Local teams (within each Health Board area) and regional services are funded by the NHS, local Authorities and, in some cases, third sector organisations.

There is a designated AAC Lead at each Health Board who is responsible for overseeing clinical services. Independent services are run privately – you may have to pay for them.


The National Centre for Electronic Assistive Technology (NCEAT) Wales is commissioned and funded directly by NHS Wales.

The NCEAT Service undertakes assessment and ongoing review of a persons’ needs. It provides and equipment and training for people with the most complex communication and environmental needs.

Local AAC services, funded by local NHS Health Boards, provide low-tech AAC provision and support. Registered health care professionals can refer you to NCEAT for a hi-tech assessment.

Registered Health Care Professionals can refer into NCEAT for a high-tech assessment.


The NHS funds Northern Ireland’s specialised service, which is delivered by the Belfast Health and Social Care Trust (BHSCT). Speech and Language Therapists at local NHS-funded Health and Social Care Trusts (HSCT) work with the specialised service to determine who can be referred.

Generally, you will need to pay for assessment yourself if you choose to go private at an independent service.

How Assessment Services are Organised in the UK

Services, support and funding arrangements vary across the UK


Clinical Commissioning Groups (CCGs) are responsible for providing most local health services. A few specialised services, including “specialist AAC” services, are commissioned directly by NHS England – the new organisation appointed by the Government to oversee the commissioning of all health services.



In 2012, the ‘A Right to Speak’ report was commissioned by the Scottish Government. It contained a number of recommendations which aimed to improve provision and care for individuals who use AAC in Scotland. In 2016, legislation was passed by the Scottish Government which entitled people with communication difficulties to be provided with communication equipment and support.

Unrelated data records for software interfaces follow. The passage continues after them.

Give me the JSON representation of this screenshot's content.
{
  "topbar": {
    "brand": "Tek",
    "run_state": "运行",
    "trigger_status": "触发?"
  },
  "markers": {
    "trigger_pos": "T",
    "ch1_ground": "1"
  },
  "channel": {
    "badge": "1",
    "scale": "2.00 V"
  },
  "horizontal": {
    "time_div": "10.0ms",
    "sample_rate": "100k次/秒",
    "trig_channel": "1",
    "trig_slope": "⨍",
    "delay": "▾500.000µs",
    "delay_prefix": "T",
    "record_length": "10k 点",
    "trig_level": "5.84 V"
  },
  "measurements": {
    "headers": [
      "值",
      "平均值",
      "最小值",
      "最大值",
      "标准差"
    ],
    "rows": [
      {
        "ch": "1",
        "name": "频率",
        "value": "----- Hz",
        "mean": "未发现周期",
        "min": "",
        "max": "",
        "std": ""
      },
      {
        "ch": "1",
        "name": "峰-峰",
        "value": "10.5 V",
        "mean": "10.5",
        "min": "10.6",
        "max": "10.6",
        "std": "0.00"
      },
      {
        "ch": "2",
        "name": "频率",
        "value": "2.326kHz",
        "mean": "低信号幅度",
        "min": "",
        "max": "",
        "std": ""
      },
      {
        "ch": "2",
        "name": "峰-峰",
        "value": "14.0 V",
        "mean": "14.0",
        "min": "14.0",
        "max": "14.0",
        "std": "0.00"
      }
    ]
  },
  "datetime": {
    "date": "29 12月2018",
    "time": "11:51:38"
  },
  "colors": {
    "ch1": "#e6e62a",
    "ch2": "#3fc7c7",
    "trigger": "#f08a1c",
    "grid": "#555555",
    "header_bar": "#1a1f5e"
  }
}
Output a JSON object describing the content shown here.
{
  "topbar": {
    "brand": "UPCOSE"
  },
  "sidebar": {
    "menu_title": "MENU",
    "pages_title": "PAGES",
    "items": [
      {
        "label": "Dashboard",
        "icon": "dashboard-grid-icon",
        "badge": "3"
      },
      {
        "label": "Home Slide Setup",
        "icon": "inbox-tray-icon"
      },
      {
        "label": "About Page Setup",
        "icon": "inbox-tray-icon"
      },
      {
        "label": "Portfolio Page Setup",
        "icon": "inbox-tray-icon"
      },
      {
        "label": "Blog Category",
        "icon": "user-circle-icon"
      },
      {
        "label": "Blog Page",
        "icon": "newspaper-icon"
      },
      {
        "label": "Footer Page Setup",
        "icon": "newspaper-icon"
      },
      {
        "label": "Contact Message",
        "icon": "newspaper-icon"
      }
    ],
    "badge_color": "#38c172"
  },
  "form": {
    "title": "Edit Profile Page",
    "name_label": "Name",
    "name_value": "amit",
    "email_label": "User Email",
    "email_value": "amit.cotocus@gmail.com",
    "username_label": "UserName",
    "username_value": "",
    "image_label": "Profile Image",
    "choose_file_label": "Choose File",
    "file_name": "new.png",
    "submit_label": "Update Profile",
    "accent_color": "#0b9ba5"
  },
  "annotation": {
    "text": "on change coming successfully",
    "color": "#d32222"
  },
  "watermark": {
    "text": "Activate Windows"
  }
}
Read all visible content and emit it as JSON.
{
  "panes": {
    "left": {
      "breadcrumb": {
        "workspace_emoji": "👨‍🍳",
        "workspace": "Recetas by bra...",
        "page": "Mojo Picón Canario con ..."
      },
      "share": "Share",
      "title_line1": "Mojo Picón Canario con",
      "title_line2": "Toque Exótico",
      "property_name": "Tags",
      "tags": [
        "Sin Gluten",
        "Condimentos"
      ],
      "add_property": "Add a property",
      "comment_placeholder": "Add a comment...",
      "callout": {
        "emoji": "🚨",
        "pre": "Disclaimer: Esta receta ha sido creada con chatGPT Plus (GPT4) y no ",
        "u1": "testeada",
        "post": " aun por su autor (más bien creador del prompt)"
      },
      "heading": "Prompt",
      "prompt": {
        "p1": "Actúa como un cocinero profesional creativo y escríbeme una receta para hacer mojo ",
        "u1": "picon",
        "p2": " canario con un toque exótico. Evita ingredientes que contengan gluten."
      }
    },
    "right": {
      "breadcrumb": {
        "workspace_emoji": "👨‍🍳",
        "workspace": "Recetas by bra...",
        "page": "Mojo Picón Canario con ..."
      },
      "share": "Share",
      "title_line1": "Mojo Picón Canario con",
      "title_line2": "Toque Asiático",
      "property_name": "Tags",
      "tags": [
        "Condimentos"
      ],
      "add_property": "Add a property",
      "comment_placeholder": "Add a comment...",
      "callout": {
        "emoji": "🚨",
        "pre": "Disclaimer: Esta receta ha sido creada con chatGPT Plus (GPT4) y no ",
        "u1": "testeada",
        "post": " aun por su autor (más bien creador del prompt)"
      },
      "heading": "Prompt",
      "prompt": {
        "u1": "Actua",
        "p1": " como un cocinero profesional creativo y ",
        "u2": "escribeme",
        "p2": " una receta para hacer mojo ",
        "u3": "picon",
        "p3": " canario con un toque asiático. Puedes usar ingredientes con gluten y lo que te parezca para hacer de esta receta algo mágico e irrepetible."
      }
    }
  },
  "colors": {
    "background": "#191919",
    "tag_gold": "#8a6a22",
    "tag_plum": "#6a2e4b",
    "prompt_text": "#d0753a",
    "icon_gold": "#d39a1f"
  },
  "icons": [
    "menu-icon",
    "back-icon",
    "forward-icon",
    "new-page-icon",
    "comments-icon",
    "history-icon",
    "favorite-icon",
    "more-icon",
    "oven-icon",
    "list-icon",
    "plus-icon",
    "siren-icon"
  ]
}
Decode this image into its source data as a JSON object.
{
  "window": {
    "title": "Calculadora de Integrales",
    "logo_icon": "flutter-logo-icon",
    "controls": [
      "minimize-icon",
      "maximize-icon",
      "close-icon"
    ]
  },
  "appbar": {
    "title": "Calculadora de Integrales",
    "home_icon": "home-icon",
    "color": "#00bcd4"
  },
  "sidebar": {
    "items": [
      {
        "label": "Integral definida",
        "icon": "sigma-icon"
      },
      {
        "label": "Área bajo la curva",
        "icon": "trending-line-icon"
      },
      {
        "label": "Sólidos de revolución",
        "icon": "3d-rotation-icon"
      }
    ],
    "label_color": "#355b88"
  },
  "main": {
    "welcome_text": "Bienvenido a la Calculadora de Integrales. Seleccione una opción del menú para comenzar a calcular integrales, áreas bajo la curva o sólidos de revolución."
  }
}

NHS Boards and Integration Joint Boards in Scotland are obligated to fulfil this legislation.